Severe weather warnings are in place in Tāmaki Makaurau just months after January’s floods caught the city by surprise.
It’s raining again, nothing new. But with severe thunderstorm warnings in place and flooding already beginning in west Auckland, it all feels a bit like déjà vu. Last time, there was a sense that maybe it was just usual heavy rain. Then suddenly it wasn’t. This time, we know what’s coming.
It’s all about thunderstorms today, Auckland!
Localised downpours are already causing some flooding out in west Auckland.
Also, some thunderstorms may bring localised damaging winds.
Our main risk for thunderstorms is now until about 9pm – we’ll be monitoring closely today^GG pic.twitter.com/kB8fYObN5T
— MetService (@MetService) May 8, 2023
Severe thunderstorm warning for Northland and Auckland
At 11am, Metservice’s weather radar detected a line of severe thunderstorms lying from Marsden Point to Port Albert to Huapai. The thunderstorms are moving and expected to lie from Ruakaka to Wellsford to Henderson at 11.30am and from Hen and Chicken Islands to Wellsford to Auckland at Midday. These thunderstorms are expected to be accompanied by torrential rain.
Metservice has thunderstorm watches in place for the upper North Island for the period between 1pm and 10pm today, Tuesday. The warning is for thunderstorms and torrential rain as well as wind gusts up to 110km/h.
“Rainfall of this intensity can cause surface and/or flash flooding, especially about low-lying areas such as streams, rivers or narrow valleys, and may also lead to slips.”
Early afternoon is the projected peak
The rain seems to be moving ahead of schedule and Metservice says the peak is expected to hit Auckland “the next 2-3 hours”, meaning shortly after lunch. Rain has been off and on across the city all morning so those commuting would be advised to keep an eye on roads and traffic before heading out.
Do not drive through floodwaters
Pretty self-explanatory. Never try to walk or swim through flood water. If you are having to wade through floodwaters, keep in mind it may contain sewage so try and get clean as soon as you can, wash your hands and and wash your clothes when you can.
Secure your property
NEMA has a lot of handy tips here for securing your property ahead of a storm.
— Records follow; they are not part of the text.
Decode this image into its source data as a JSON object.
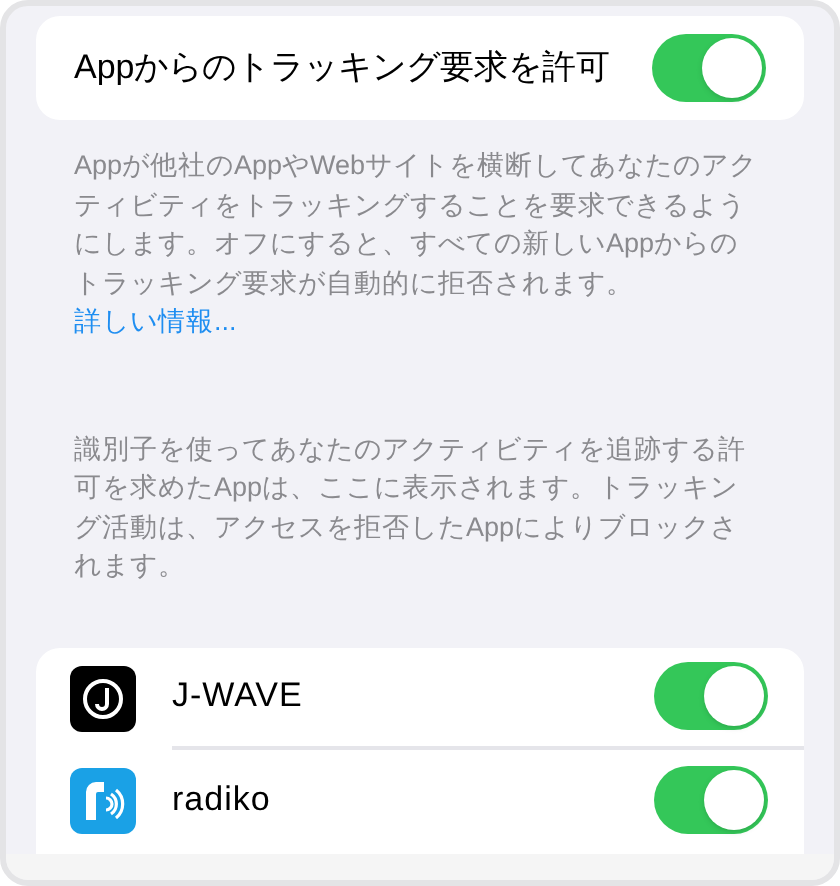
{
  "main_toggle": {
    "label": "Appからのトラッキング要求を許可",
    "on": true
  },
  "description": {
    "text": "Appが他社のAppやWebサイトを横断してあなたのアクティビティをトラッキングすることを要求できるようにします。オフにすると、すべての新しいAppからのトラッキング要求が自動的に拒否されます。",
    "link": "詳しい情報..."
  },
  "apps_note": "識別子を使ってあなたのアクティビティを追跡する許可を求めたAppは、ここに表示されます。トラッキング活動は、アクセスを拒否したAppによりブロックされます。",
  "apps": [
    {
      "name": "J-WAVE",
      "kind": "ring",
      "on": true
    },
    {
      "name": "radiko",
      "kind": "radio",
      "on": true
    }
  ]
}
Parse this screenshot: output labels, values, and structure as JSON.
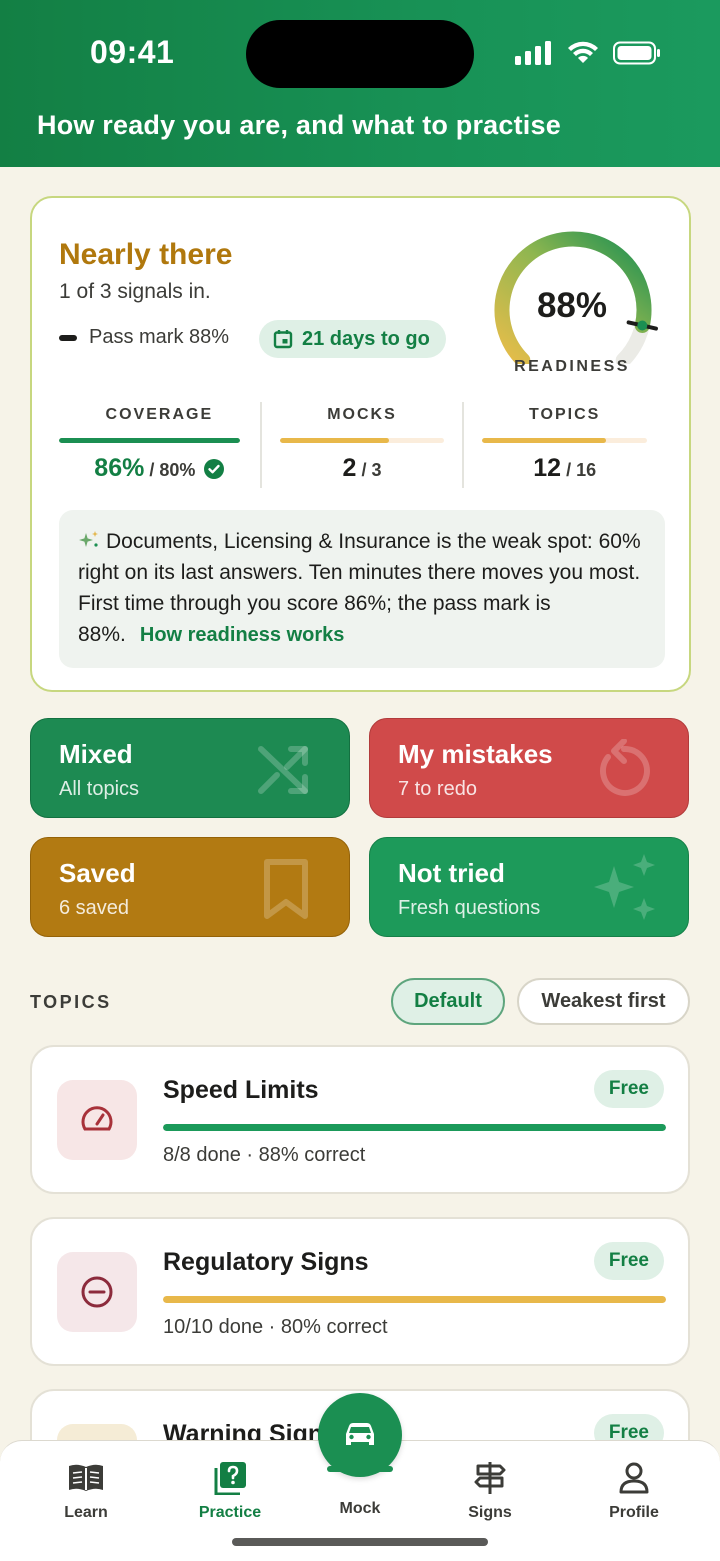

Strong winds can lift even large, heavy objects, and the Get Ready site warns that “anything not secured may become a projectile”. Either tie down trampolines or turn them upside down to minimise the exposure to wind, bring your bins and other large items indoors and check trees for weak or hanging limbs. “Identify a safe place in your home to gather during a thunderstorm. This should be a place where there are no windows, skylights or glass doors,” the guide reads. During a storm, do not go outside or drive unless absolutely necessary.
Check in on your loved ones
Phone or message your loved ones to check that they are OK or if they need anything ahead of tonight, especially those who live alone. There was much talk about having emergency plans in place during cyclone Gabrielle. Now is the time to use them, even if it might feel a bit dramatic or premature.
Auckland MPs and councillors have previously been good at sharing information as it comes to hand. If you’re more likely to be on social media than on this website, consider following your local representatives and the emergency services for updates, including but not limited to:
Chlöe Swarbrick – Auckland Central MP
Michael Woods – Mt Roskill MP and minister of transport
Richard Hills – Councillor, North Shore
Josephine Bartley – Councillor, South Auckland
FM radio stations like RNZ, The Hits, NewstalkZB and MoreFM will all have updates in case of an emergency.